In vivo, GFs are secreted by cells and tether to the extracellular matrix (ECM), e.g. the heparin-binding domain of fibronectin. This ECM interaction allows cells to exploit low-dose GF signals in topical locations. In clinic, GFs are supplied in soluble format in supraphysiological dose to maintain concentration at the injury site, accepting that much of the GF will distribute around the body; this causes unwanted off-target side effects that can be serious (e.g. death). Materials are being designed to deliver GFs to specific targets and to control the release of the GFs, but still released at high dose and in unbound format allowing systemic distribution. The ideal is to use materials to mimic the human ECM. However, proteins such as FN bind to materials in globular conformation so that GFs do not efficiently bind/cannot be exploited by cells. We have discovered a polymer, polyethylacrylate (PEA) that causes spontaneous opening of FN in fibrilar conformation and this allows biomimetic GF tethering. In the project we will bind PDGF and study cell motility, key in wound healing, as cell recruitment will determine wound closure.
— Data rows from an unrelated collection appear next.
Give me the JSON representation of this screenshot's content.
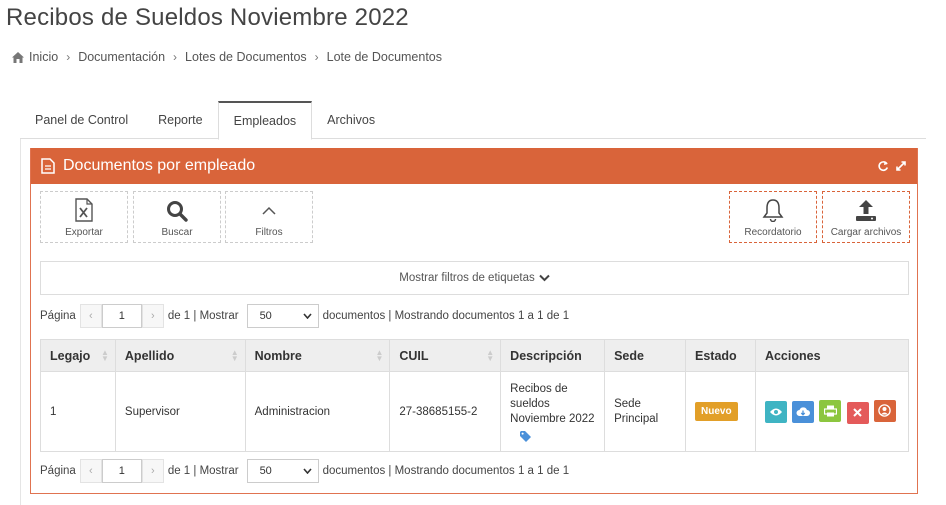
{
  "page": {
    "title": "Recibos de Sueldos Noviembre 2022"
  },
  "breadcrumb": {
    "home_icon": "home-icon",
    "items": [
      "Inicio",
      "Documentación",
      "Lotes de Documentos",
      "Lote de Documentos"
    ],
    "separator": "›"
  },
  "tabs": [
    {
      "label": "Panel de Control",
      "active": false
    },
    {
      "label": "Reporte",
      "active": false
    },
    {
      "label": "Empleados",
      "active": true
    },
    {
      "label": "Archivos",
      "active": false
    }
  ],
  "portlet": {
    "title": "Documentos por empleado",
    "header_color": "#d9643a",
    "tools": [
      "refresh-icon",
      "expand-icon"
    ]
  },
  "toolbar": {
    "export_label": "Exportar",
    "search_label": "Buscar",
    "filters_label": "Filtros",
    "reminder_label": "Recordatorio",
    "upload_label": "Cargar archivos"
  },
  "filter_bar": {
    "label": "Mostrar filtros de etiquetas"
  },
  "pager_top": {
    "label_page": "Página",
    "page_value": "1",
    "of_text": "de 1 | Mostrar",
    "per_page": "50",
    "summary": "documentos | Mostrando documentos 1 a 1 de 1"
  },
  "pager_bottom": {
    "label_page": "Página",
    "page_value": "1",
    "of_text": "de 1 | Mostrar",
    "per_page": "50",
    "summary": "documentos | Mostrando documentos 1 a 1 de 1"
  },
  "table": {
    "columns": [
      "Legajo",
      "Apellido",
      "Nombre",
      "CUIL",
      "Descripción",
      "Sede",
      "Estado",
      "Acciones"
    ],
    "rows": [
      {
        "legajo": "1",
        "apellido": "Supervisor",
        "nombre": "Administracion",
        "cuil": "27-38685155-2",
        "descripcion": "Recibos de sueldos Noviembre 2022",
        "sede": "Sede Principal",
        "estado": "Nuevo"
      }
    ],
    "actions": [
      {
        "icon": "view-icon",
        "color": "#3fb4c3"
      },
      {
        "icon": "cloud-download-icon",
        "color": "#4a90d9"
      },
      {
        "icon": "print-icon",
        "color": "#8cc63f"
      },
      {
        "icon": "delete-icon",
        "color": "#e45a5a"
      },
      {
        "icon": "user-icon",
        "color": "#d9643a"
      }
    ],
    "status_color": "#e29f28"
  }
}
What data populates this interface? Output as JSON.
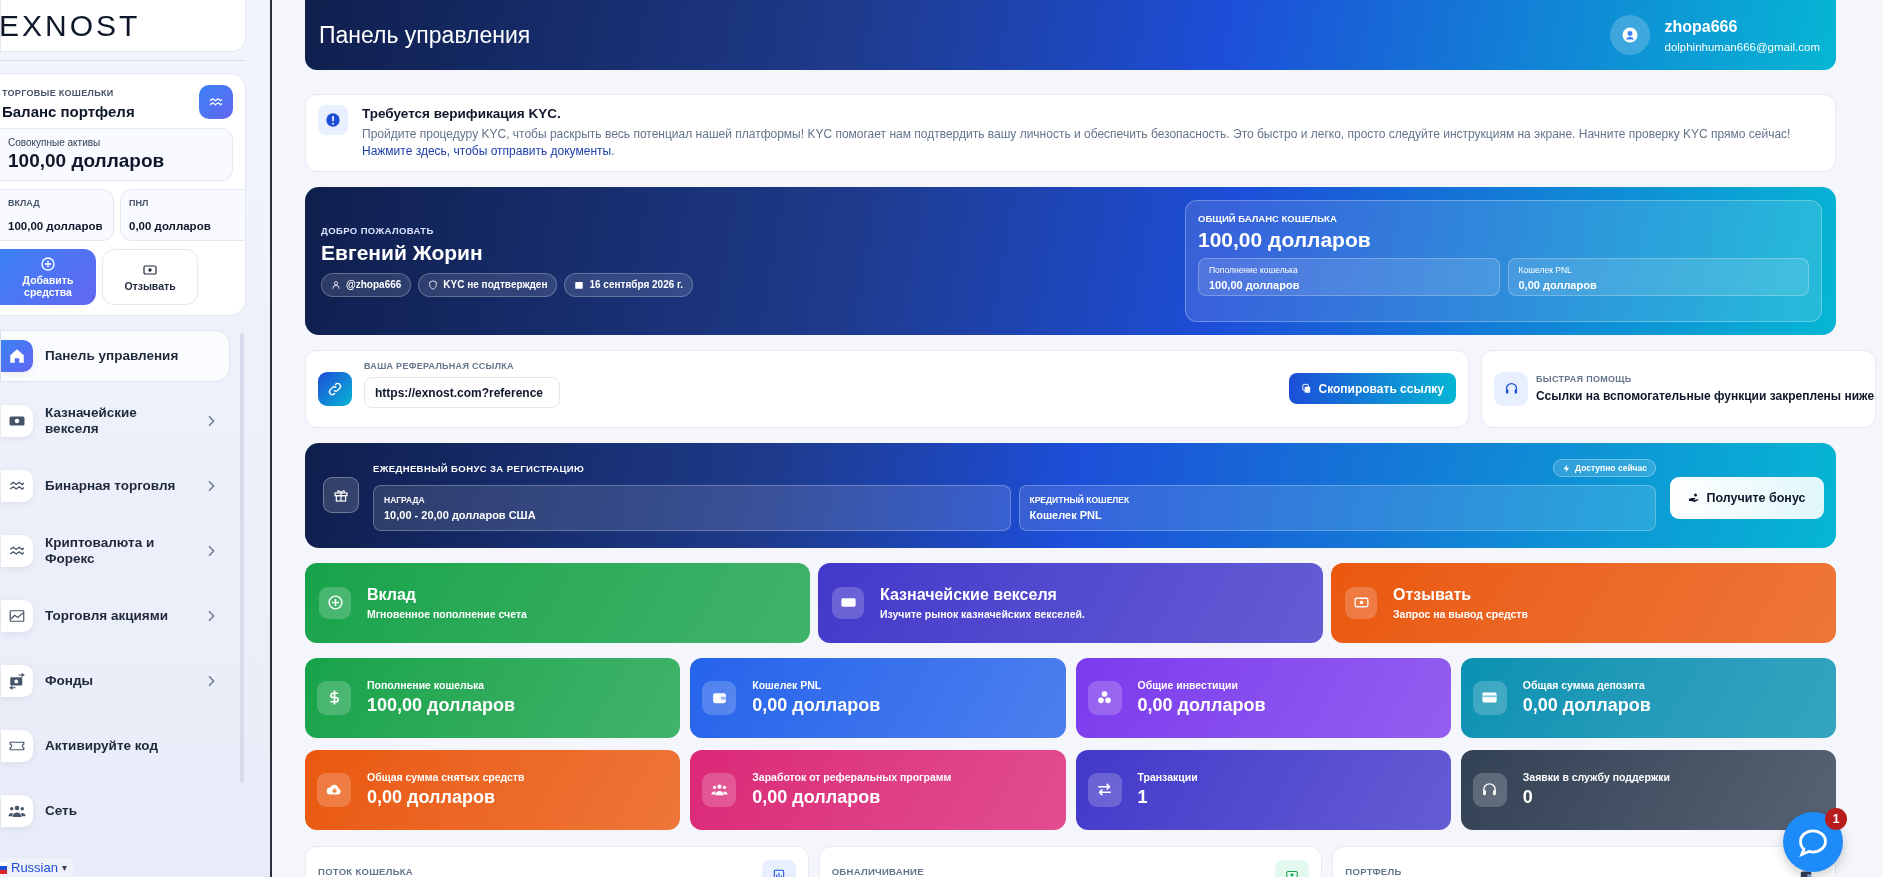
{
  "sidebar": {
    "logo": "EXNOST",
    "wallet": {
      "label": "ТОРГОВЫЕ КОШЕЛЬКИ",
      "title": "Баланс портфеля",
      "total_label": "Совокупные активы",
      "total": "100,00 долларов",
      "stats": [
        {
          "label": "ВКЛАД",
          "value": "100,00 долларов"
        },
        {
          "label": "ПНЛ",
          "value": "0,00 долларов"
        }
      ],
      "buttons": [
        {
          "label": "Добавить средства",
          "kind": "primary"
        },
        {
          "label": "Отзывать",
          "kind": "secondary"
        }
      ]
    },
    "nav": [
      {
        "label": "Панель управления",
        "selected": true,
        "expandable": false
      },
      {
        "label": "Казначейские векселя",
        "selected": false,
        "expandable": true
      },
      {
        "label": "Бинарная торговля",
        "selected": false,
        "expandable": true
      },
      {
        "label": "Криптовалюта и Форекс",
        "selected": false,
        "expandable": true
      },
      {
        "label": "Торговля акциями",
        "selected": false,
        "expandable": true
      },
      {
        "label": "Фонды",
        "selected": false,
        "expandable": true
      },
      {
        "label": "Активируйте код",
        "selected": false,
        "expandable": false
      },
      {
        "label": "Сеть",
        "selected": false,
        "expandable": false
      }
    ],
    "language": {
      "value": "Russian",
      "caret": "▾"
    }
  },
  "header": {
    "title": "Панель управления",
    "user": {
      "name": "zhopa666",
      "email": "dolphinhuman666@gmail.com"
    }
  },
  "kyc": {
    "title": "Требуется верификация KYC.",
    "text": "Пройдите процедуру KYC, чтобы раскрыть весь потенциал нашей платформы! KYC помогает нам подтвердить вашу личность и обеспечить безопасность. Это быстро и легко, просто следуйте инструкциям на экране. Начните проверку KYC прямо сейчас! ",
    "link": "Нажмите здесь, чтобы отправить документы",
    "text_end": "."
  },
  "welcome": {
    "label": "ДОБРО ПОЖАЛОВАТЬ",
    "name": "Евгений Жорин",
    "chips": [
      "@zhopa666",
      "KYC не подтвержден",
      "16 сентября 2026 г."
    ],
    "balance": {
      "label": "ОБЩИЙ БАЛАНС КОШЕЛЬКА",
      "value": "100,00 долларов",
      "items": [
        {
          "label": "Пополнение кошелька",
          "value": "100,00 долларов"
        },
        {
          "label": "Кошелек PNL",
          "value": "0,00 долларов"
        }
      ]
    }
  },
  "referral": {
    "label": "ВАША РЕФЕРАЛЬНАЯ ССЫЛКА",
    "value": "https://exnost.com?reference",
    "button": "Скопировать ссылку"
  },
  "help": {
    "label": "БЫСТРАЯ ПОМОЩЬ",
    "text": "Ссылки на вспомогательные функции закреплены ниже"
  },
  "bonus": {
    "label": "ЕЖЕДНЕВНЫЙ БОНУС ЗА РЕГИСТРАЦИЮ",
    "badge": "Доступно сейчас",
    "items": [
      {
        "label": "НАГРАДА",
        "value": "10,00 - 20,00 долларов США"
      },
      {
        "label": "КРЕДИТНЫЙ КОШЕЛЕК",
        "value": "Кошелек PNL"
      }
    ],
    "button": "Получите бонус"
  },
  "actions": [
    {
      "title": "Вклад",
      "subtitle": "Мгновенное пополнение счета",
      "color": "#16a34a"
    },
    {
      "title": "Казначейские векселя",
      "subtitle": "Изучите рынок казначейских векселей.",
      "color": "#4338ca"
    },
    {
      "title": "Отзывать",
      "subtitle": "Запрос на вывод средств",
      "color": "#ea580c"
    }
  ],
  "stats": [
    {
      "label": "Пополнение кошелька",
      "value": "100,00 долларов",
      "color": "#16a34a"
    },
    {
      "label": "Кошелек PNL",
      "value": "0,00 долларов",
      "color": "#2563eb"
    },
    {
      "label": "Общие инвестиции",
      "value": "0,00 долларов",
      "color": "#7c3aed"
    },
    {
      "label": "Общая сумма депозита",
      "value": "0,00 долларов",
      "color": "#0891b2"
    },
    {
      "label": "Общая сумма снятых средств",
      "value": "0,00 долларов",
      "color": "#ea580c"
    },
    {
      "label": "Заработок от реферальных программ",
      "value": "0,00 долларов",
      "color": "#db2777"
    },
    {
      "label": "Транзакции",
      "value": "1",
      "color": "#4338ca"
    },
    {
      "label": "Заявки в службу поддержки",
      "value": "0",
      "color": "#334155"
    }
  ],
  "panels": [
    "ПОТОК КОШЕЛЬКА",
    "ОБНАЛИЧИВАНИЕ",
    "ПОРТФЕЛЬ"
  ],
  "chat": {
    "badge": "1"
  }
}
The G protein-coupled receptor GPR35 in cardiovascular disease: downstream signalling, functional selectivity and potential as a therapeutic target 17 Jan 2014
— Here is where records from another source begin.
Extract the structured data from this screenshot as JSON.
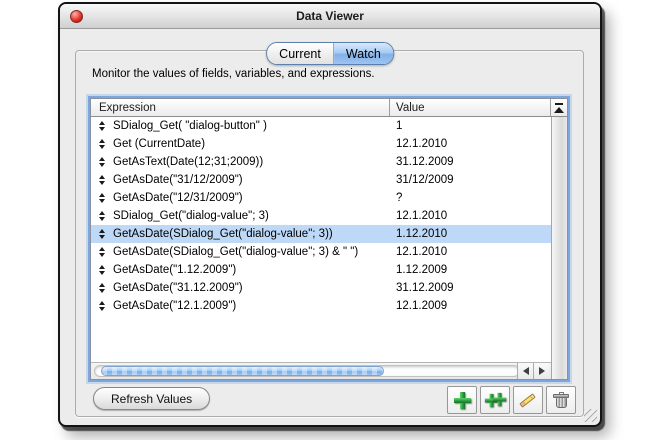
{
  "window": {
    "title": "Data Viewer"
  },
  "tabs": [
    {
      "label": "Current",
      "selected": false
    },
    {
      "label": "Watch",
      "selected": true
    }
  ],
  "description": "Monitor the values of fields, variables, and expressions.",
  "table": {
    "columns": [
      "Expression",
      "Value"
    ],
    "selection_color": "#BDD9F7",
    "rows": [
      {
        "expression": "SDialog_Get( \"dialog-button\" )",
        "value": "1",
        "selected": false
      },
      {
        "expression": "Get (CurrentDate)",
        "value": "12.1.2010",
        "selected": false
      },
      {
        "expression": "GetAsText(Date(12;31;2009))",
        "value": "31.12.2009",
        "selected": false
      },
      {
        "expression": "GetAsDate(\"31/12/2009\")",
        "value": "31/12/2009",
        "selected": false
      },
      {
        "expression": "GetAsDate(\"12/31/2009\")",
        "value": "?",
        "selected": false
      },
      {
        "expression": "SDialog_Get(\"dialog-value\"; 3)",
        "value": "12.1.2010",
        "selected": false
      },
      {
        "expression": "GetAsDate(SDialog_Get(\"dialog-value\"; 3))",
        "value": "1.12.2010",
        "selected": true
      },
      {
        "expression": "GetAsDate(SDialog_Get(\"dialog-value\"; 3) & \" \")",
        "value": "12.1.2010",
        "selected": false
      },
      {
        "expression": "GetAsDate(\"1.12.2009\")",
        "value": "1.12.2009",
        "selected": false
      },
      {
        "expression": "GetAsDate(\"31.12.2009\")",
        "value": "31.12.2009",
        "selected": false
      },
      {
        "expression": "GetAsDate(\"12.1.2009\")",
        "value": "12.1.2009",
        "selected": false
      }
    ]
  },
  "toolbar": {
    "refresh_label": "Refresh Values",
    "icon_buttons": [
      {
        "name": "add-expression-button",
        "icon": "plus-icon"
      },
      {
        "name": "add-multiple-expressions-button",
        "icon": "double-plus-icon"
      },
      {
        "name": "edit-expression-button",
        "icon": "pencil-icon"
      },
      {
        "name": "delete-expression-button",
        "icon": "trash-icon"
      }
    ]
  },
  "colors": {
    "selection": "#BDD9F7",
    "tab_active": "#8DB9EC",
    "scrollbar_thumb": "#8FC0F0",
    "plus_green": "#2E9E3E",
    "close_red": "#E8352C"
  }
}
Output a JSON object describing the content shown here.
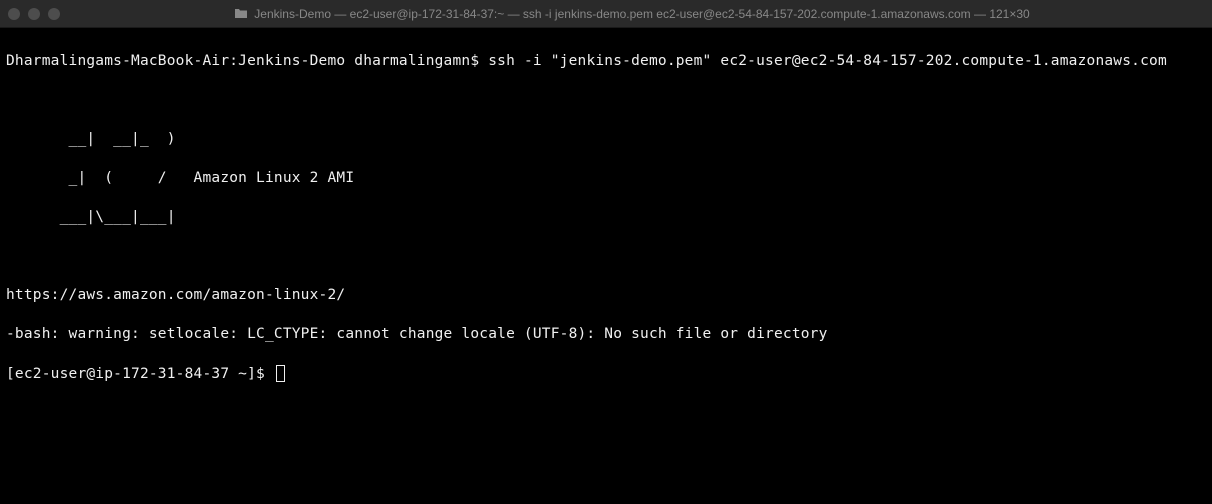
{
  "titlebar": {
    "title": "Jenkins-Demo — ec2-user@ip-172-31-84-37:~ — ssh -i jenkins-demo.pem ec2-user@ec2-54-84-157-202.compute-1.amazonaws.com — 121×30"
  },
  "terminal": {
    "local_prompt": "Dharmalingams-MacBook-Air:Jenkins-Demo dharmalingamn$ ",
    "ssh_command": "ssh -i \"jenkins-demo.pem\" ec2-user@ec2-54-84-157-202.compute-1.amazonaws.com",
    "ascii_art_line1": "       __|  __|_  )",
    "ascii_art_line2": "       _|  (     /   Amazon Linux 2 AMI",
    "ascii_art_line3": "      ___|\\___|___|",
    "url_line": "https://aws.amazon.com/amazon-linux-2/",
    "warning_line": "-bash: warning: setlocale: LC_CTYPE: cannot change locale (UTF-8): No such file or directory",
    "remote_prompt": "[ec2-user@ip-172-31-84-37 ~]$ "
  }
}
G protein-coupled receptors transduce extracellular signals to cytoplasmic G proteins and other adapters. G protein-coupled receptor 35 (GPR35) has been associated with various diseases, including cardiovascular disorders such as hypertension, coronary artery disease and heart failure; however GPR35 is still poorly characterised and its precise role in disease remains unclear. The project will investigate the role of GPR35 in cardiovascular disease by addressing four key goals: Develop tools for the study of GPR35 activation. GPR35 and phospho GPR35 antibodies and G protein and arrestin selective GPR35 mutants will be generated. Determine the pathophysiological effects of GPR35 on the cardiovascular system. In vitro models of various cellular cardiovascular components will be used to assess migration, proliferation and hypertrophy in response to GPR35 modulation. The pathophysiological consequences of GPR35 modulation will be studied in vivo in a rat model of hypertension. Characterise a GPR35 knockout mouse. Blood pressure, vascular resistance andend-organ damage will be assessed in GPR35-deficient mice under basal conditions and following challenge with a range of pathological stimuli. Assess the role of G protein and arrestin dependent signalling pathways. Signalling downstream of GPR35 activation will be studied in cells expressing wild type receptor or G protein and arrestin-selective mutants.